» SOURCE MATERIAL:
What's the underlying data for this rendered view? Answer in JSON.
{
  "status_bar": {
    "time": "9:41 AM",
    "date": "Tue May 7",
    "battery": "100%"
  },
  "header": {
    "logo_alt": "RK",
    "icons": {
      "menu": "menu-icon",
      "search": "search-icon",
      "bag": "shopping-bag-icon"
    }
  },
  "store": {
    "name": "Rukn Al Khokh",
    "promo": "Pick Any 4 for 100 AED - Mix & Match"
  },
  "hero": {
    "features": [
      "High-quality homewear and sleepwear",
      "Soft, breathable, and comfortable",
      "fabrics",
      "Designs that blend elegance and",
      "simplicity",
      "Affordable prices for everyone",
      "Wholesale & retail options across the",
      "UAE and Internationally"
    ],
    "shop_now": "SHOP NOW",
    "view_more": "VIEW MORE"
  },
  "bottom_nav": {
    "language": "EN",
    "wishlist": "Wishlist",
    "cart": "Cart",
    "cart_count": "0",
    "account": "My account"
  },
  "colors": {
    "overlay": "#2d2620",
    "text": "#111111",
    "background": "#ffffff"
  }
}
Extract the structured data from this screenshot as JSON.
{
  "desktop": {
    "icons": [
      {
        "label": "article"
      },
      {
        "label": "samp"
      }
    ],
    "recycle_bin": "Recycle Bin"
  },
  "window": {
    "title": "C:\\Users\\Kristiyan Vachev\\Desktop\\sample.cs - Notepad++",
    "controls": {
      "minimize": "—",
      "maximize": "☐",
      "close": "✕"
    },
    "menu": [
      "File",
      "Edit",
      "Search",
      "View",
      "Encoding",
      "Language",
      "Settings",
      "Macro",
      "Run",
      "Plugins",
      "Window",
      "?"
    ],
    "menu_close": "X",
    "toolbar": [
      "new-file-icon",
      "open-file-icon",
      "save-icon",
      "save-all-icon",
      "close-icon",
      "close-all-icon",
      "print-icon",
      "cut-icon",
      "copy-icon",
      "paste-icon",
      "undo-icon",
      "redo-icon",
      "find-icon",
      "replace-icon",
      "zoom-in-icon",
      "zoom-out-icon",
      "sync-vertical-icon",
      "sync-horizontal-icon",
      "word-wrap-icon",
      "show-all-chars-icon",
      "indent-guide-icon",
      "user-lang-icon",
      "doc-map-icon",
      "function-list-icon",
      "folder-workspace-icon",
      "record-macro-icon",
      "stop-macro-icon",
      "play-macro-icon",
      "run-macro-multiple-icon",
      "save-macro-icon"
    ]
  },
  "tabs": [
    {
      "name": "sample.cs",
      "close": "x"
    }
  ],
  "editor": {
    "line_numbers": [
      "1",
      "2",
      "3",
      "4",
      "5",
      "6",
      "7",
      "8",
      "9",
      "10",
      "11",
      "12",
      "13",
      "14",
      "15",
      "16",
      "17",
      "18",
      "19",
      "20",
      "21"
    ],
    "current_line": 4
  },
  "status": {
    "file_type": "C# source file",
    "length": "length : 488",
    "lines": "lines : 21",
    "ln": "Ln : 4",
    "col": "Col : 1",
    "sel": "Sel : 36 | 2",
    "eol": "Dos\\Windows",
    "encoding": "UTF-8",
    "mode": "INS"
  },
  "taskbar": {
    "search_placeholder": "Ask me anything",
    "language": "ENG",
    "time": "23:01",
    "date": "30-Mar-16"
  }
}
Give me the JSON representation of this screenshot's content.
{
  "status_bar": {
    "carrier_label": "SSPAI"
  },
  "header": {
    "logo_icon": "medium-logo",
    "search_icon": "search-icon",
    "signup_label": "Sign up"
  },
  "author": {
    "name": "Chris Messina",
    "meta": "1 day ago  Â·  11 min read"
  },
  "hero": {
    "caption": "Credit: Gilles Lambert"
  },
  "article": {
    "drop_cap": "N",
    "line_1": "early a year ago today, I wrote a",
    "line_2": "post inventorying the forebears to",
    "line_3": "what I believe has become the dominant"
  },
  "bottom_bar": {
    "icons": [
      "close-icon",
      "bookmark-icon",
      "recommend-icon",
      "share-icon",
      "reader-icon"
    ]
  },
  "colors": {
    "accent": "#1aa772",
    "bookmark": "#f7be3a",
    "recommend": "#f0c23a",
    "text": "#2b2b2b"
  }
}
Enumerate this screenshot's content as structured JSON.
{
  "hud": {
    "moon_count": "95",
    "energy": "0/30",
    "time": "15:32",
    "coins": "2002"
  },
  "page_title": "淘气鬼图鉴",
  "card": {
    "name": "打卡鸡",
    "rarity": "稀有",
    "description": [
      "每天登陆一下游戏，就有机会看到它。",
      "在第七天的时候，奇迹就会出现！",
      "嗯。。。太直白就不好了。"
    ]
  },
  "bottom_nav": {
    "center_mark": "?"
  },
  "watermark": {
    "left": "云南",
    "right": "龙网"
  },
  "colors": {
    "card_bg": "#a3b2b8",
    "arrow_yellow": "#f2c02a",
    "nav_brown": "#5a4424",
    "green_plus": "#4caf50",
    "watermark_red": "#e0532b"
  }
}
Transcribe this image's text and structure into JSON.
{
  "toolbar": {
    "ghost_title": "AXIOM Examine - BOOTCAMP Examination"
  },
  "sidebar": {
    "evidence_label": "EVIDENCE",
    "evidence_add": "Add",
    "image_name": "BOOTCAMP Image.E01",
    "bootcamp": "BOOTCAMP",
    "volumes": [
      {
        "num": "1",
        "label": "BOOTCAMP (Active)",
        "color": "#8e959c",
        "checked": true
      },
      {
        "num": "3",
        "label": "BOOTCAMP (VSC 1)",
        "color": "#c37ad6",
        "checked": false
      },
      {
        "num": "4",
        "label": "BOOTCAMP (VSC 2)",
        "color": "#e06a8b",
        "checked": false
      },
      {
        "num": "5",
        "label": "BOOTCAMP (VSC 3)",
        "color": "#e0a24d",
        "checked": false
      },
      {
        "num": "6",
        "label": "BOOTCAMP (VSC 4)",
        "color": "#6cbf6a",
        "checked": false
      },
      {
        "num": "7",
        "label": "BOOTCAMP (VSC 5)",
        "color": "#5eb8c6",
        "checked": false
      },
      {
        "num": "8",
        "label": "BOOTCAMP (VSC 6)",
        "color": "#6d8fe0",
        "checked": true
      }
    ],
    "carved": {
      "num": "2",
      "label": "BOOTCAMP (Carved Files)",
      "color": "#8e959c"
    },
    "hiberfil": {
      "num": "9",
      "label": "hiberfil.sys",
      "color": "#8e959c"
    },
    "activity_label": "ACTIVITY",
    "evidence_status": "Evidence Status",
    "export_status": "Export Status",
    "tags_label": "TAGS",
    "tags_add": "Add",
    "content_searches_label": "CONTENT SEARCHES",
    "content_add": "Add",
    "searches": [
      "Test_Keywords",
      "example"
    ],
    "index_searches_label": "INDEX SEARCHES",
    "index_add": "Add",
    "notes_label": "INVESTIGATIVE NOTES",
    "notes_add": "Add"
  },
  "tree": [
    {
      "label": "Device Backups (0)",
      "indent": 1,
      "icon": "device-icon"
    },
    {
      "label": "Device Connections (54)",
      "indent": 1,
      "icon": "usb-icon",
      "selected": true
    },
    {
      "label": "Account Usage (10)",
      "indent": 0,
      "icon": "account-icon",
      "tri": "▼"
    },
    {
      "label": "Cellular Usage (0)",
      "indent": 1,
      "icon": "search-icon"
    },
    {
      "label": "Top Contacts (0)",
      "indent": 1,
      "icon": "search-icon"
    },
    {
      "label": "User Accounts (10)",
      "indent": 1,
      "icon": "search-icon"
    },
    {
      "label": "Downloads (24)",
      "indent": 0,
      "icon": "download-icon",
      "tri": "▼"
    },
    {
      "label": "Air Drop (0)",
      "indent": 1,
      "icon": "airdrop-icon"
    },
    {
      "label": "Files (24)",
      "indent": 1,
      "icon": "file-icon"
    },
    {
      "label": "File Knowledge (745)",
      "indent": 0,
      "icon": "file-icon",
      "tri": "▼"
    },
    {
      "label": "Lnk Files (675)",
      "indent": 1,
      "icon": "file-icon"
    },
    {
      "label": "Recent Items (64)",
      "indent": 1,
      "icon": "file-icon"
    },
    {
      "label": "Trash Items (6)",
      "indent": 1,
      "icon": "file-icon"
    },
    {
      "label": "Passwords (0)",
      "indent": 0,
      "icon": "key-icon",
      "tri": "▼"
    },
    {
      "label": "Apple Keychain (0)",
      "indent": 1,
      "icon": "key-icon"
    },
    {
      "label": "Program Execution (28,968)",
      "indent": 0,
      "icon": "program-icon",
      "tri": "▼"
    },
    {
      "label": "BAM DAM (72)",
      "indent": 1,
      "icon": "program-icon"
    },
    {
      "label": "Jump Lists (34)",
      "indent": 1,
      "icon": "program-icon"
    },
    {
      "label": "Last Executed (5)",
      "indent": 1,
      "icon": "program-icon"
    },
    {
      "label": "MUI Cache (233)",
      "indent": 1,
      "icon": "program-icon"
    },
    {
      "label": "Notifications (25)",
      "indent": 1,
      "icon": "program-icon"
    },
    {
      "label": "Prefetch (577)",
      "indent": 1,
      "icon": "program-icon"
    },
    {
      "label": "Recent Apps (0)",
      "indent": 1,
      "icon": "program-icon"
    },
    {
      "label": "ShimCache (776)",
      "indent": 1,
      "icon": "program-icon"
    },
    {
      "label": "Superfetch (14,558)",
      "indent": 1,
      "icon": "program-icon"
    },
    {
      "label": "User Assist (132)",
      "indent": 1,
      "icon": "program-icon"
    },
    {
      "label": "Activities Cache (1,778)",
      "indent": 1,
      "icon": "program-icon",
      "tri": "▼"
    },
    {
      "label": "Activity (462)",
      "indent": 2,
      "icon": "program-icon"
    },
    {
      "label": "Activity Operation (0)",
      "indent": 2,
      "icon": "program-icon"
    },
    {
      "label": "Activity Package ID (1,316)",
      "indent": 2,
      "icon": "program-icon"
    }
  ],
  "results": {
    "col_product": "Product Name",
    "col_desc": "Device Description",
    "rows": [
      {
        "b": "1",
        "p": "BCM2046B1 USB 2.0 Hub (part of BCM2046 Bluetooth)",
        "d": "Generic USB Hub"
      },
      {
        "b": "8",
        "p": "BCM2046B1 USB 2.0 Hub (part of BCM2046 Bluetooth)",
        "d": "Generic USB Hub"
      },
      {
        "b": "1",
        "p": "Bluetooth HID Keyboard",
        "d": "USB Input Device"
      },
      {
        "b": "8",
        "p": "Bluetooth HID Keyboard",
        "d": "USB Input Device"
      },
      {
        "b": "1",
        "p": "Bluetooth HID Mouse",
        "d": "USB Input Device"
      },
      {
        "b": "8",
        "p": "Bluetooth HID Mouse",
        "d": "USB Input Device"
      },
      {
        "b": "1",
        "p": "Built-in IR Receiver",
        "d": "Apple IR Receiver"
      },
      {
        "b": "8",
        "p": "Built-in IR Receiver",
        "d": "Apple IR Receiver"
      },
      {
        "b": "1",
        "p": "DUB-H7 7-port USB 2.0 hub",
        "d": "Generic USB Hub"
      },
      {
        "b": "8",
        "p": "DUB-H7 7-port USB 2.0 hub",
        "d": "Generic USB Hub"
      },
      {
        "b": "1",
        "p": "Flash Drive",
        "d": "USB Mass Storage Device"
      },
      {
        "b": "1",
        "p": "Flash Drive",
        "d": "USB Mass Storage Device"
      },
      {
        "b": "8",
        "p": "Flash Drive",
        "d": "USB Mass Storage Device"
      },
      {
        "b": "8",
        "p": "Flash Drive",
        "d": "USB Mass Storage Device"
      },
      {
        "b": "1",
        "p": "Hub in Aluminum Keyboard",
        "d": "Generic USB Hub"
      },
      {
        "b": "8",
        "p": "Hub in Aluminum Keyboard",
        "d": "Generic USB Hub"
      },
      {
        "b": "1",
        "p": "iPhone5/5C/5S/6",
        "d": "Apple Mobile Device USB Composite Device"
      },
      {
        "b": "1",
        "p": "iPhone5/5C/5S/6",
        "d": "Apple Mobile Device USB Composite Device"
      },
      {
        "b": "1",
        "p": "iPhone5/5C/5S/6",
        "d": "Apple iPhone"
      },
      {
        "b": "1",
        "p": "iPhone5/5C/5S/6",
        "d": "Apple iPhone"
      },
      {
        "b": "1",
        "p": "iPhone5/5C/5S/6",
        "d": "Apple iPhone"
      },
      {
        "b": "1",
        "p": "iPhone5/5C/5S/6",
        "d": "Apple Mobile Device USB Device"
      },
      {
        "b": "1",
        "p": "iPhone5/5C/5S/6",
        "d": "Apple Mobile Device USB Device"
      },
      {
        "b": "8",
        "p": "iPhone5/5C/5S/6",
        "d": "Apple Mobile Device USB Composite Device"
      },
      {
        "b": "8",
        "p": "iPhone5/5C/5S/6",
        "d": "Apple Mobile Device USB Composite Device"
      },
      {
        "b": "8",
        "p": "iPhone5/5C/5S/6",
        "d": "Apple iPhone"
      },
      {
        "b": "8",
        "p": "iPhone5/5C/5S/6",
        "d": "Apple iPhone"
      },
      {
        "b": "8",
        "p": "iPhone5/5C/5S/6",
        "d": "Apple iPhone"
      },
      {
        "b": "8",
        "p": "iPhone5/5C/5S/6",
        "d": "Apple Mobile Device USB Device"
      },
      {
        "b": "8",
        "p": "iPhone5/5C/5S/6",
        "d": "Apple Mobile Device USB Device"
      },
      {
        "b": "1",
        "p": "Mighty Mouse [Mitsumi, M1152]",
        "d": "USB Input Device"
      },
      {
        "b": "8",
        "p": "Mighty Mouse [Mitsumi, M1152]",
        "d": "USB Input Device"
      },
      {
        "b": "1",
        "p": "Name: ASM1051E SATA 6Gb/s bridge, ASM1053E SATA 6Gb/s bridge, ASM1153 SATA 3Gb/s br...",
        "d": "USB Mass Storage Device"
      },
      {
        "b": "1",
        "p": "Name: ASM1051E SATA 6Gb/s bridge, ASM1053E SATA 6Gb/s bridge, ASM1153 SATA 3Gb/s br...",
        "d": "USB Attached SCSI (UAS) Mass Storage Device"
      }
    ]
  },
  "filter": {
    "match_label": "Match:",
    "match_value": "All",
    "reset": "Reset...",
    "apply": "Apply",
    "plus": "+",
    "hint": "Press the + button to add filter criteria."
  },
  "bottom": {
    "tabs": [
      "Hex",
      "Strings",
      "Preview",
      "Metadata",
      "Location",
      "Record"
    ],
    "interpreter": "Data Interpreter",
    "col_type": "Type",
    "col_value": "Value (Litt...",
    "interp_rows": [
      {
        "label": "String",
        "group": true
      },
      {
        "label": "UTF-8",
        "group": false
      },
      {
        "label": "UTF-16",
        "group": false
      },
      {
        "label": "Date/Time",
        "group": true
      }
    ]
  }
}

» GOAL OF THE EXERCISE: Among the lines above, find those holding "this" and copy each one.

» ANSWER SPACE:
What's the underlying data for this rendered view? Answer in JSON.
Extract the structured data from this screenshot as JSON.
Give me the JSON representation of this screenshot's content.
Enumerate this screenshot's content as structured JSON.
Transcribe this image's text and structure into JSON.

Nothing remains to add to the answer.